# Exercise directions
Retype the entries. Match them exactly.

####

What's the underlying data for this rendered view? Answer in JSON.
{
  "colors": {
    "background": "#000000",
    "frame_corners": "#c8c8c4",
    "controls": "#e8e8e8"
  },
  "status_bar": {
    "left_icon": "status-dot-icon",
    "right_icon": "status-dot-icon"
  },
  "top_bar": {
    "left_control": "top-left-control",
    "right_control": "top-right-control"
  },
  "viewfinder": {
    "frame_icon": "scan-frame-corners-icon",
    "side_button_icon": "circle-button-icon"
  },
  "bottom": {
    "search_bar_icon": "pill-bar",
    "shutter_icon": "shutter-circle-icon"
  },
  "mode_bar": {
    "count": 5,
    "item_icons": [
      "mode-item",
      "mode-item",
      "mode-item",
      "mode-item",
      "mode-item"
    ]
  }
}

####

# Task result
What's the underlying data for this rendered view? Answer in JSON.
{
  "colors": {
    "background": "#000000",
    "frame_corners": "#c8c8c4",
    "controls": "#e8e8e8"
  },
  "status_bar": {
    "left_icon": "status-dot-icon",
    "right_icon": "status-dot-icon"
  },
  "top_bar": {
    "left_control": "top-left-control",
    "right_control": "top-right-control"
  },
  "viewfinder": {
    "frame_icon": "scan-frame-corners-icon",
    "side_button_icon": "circle-button-icon"
  },
  "bottom": {
    "search_bar_icon": "pill-bar",
    "shutter_icon": "shutter-circle-icon"
  },
  "mode_bar": {
    "count": 5,
    "item_icons": [
      "mode-item",
      "mode-item",
      "mode-item",
      "mode-item",
      "mode-item"
    ]
  }
}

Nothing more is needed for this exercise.